Mark’s remit is to spend the next two years promoting the burgeoning creative digital sector in the North West of Ireland.

Now I realise that Martha’s job as the UK’s Digital Champion is on a much bigger scale than Mark’s but I thought it would be a bit of fun to spot some similarities between them beyond their shared job title – so here goes:

1.       They are both internet entrepreneurs and have been deeply steeped in the internet and what it means for business and society forever

2.       Neither of them studied a technology subject at university – Martha studied Ancient & Modern History at Oxford and Mark studied International Relations at the LSE

3.       They were both born in the 1970s so they’re both still “young”

4.       They’ll both talk to anyone

5.       They both write extremely well & are articulate in conversation

6.       They love starting things and are serial entrepreneurs

7.       Neither of them have sisters
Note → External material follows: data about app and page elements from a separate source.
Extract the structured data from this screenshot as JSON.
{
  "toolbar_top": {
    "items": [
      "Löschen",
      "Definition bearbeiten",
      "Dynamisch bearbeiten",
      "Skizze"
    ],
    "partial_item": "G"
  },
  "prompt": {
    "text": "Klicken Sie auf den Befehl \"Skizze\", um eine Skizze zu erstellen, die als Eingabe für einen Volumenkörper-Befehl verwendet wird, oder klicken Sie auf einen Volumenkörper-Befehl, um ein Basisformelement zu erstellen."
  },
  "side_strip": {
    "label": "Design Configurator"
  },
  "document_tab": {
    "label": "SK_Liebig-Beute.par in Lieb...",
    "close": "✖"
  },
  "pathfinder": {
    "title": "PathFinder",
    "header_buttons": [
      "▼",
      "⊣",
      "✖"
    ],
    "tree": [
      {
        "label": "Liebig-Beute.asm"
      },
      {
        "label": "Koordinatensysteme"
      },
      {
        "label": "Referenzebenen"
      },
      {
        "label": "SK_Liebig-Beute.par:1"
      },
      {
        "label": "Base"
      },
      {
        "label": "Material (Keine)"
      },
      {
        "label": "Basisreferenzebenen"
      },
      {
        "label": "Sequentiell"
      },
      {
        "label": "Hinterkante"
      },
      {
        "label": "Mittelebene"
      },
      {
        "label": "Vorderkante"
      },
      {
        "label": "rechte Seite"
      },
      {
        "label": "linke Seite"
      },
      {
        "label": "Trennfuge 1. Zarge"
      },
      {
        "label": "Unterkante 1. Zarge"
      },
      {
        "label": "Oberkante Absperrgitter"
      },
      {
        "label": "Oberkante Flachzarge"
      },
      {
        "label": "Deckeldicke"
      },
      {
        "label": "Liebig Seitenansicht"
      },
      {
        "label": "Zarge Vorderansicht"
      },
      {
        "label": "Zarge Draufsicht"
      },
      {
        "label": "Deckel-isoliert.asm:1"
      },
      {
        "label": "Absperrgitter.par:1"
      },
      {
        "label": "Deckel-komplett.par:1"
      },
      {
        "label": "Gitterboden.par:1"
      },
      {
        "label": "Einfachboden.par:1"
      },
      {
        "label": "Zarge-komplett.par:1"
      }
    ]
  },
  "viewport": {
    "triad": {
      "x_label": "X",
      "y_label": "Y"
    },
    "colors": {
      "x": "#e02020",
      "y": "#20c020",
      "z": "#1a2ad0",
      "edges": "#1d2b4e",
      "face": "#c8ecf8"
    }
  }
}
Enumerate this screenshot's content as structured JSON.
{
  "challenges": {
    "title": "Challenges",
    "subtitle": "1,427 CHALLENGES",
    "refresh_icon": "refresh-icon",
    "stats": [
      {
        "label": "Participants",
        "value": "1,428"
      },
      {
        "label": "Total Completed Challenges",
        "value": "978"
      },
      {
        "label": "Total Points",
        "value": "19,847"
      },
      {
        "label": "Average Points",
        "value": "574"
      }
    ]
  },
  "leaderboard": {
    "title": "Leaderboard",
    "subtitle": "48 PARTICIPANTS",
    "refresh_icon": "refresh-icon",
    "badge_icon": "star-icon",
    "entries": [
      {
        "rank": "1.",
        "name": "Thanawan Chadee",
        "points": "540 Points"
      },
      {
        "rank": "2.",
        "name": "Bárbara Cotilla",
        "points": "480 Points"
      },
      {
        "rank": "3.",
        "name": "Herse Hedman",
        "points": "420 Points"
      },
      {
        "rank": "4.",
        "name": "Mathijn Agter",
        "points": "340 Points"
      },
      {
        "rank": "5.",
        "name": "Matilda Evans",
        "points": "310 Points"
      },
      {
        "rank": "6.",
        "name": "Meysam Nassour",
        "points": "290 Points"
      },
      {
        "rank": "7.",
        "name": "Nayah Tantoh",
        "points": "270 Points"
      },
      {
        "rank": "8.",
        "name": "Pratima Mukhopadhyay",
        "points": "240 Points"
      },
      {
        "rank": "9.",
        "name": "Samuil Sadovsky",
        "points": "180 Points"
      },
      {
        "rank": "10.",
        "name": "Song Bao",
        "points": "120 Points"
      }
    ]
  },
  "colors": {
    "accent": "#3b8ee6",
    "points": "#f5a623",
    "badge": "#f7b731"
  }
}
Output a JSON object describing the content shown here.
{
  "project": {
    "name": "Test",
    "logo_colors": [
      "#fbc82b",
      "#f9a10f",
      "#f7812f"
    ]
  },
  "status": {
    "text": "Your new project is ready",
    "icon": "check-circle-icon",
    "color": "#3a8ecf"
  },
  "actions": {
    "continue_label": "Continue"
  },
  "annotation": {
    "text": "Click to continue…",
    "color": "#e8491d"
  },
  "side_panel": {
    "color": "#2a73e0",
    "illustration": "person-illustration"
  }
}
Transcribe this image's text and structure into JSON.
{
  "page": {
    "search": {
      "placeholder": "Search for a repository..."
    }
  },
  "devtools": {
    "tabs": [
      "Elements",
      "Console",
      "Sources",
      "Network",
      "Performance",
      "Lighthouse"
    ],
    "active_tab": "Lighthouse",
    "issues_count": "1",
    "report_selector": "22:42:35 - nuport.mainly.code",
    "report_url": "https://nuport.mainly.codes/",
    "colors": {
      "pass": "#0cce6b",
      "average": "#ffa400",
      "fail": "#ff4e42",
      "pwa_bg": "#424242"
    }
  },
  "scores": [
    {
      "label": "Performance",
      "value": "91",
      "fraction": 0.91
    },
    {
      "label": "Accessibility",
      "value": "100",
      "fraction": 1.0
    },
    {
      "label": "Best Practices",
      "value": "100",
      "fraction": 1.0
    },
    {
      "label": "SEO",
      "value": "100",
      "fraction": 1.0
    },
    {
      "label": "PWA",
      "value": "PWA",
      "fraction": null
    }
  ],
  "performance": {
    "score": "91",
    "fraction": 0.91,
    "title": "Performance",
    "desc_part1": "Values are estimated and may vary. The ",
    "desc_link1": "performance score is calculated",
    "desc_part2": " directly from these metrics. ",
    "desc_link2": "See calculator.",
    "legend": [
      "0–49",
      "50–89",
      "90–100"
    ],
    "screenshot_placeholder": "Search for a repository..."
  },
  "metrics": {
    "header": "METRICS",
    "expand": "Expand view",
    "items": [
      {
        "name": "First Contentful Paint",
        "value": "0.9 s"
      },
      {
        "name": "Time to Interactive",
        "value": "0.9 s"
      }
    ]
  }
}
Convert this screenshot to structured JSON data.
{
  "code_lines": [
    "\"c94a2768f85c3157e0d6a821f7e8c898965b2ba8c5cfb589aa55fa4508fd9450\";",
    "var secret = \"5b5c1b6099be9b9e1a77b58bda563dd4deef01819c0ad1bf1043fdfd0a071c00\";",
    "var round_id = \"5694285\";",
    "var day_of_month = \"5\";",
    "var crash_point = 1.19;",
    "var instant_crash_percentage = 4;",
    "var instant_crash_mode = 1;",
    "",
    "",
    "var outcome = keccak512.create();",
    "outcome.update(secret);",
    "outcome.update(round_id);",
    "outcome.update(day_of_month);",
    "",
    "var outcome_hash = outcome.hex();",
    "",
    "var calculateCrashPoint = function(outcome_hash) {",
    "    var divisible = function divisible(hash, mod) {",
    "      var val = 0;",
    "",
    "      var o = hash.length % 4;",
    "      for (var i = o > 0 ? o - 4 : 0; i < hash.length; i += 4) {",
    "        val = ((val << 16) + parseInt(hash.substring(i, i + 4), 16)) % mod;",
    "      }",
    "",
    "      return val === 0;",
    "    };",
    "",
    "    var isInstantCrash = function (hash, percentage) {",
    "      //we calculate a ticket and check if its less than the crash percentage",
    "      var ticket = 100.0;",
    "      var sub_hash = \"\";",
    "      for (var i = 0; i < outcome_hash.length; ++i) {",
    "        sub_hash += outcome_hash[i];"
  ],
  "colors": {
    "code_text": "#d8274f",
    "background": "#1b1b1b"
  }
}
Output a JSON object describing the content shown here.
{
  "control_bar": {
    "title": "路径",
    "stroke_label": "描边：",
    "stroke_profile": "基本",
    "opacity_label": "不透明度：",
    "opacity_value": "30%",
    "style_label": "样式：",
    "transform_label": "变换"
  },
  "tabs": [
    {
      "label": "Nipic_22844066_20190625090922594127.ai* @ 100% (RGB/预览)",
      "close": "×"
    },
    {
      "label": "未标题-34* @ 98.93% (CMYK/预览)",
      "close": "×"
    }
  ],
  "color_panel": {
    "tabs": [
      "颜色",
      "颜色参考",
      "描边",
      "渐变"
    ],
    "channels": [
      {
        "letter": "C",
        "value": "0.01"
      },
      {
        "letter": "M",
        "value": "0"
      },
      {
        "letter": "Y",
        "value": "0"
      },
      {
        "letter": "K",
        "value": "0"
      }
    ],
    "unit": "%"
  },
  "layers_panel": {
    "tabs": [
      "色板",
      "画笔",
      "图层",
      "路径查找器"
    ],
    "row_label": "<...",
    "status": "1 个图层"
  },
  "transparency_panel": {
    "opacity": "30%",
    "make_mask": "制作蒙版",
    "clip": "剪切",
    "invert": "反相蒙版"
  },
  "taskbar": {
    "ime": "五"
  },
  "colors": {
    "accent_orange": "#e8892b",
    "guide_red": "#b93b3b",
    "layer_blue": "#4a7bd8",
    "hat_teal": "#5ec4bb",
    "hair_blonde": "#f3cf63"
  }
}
8.       They are both grafters and will work their backsides off for a cause they believe in

9.       They believe in themselves and their own abilities

10.   They know what they’re talking about and command respect from their audiences and peers.

Good luck in the new role Mark.  I for one am delighted with your appointment and I can’t wait to see the success and opportunity you’ll bring to Derry and the NW in the next couple of years.


Mark_nagurski
Mlf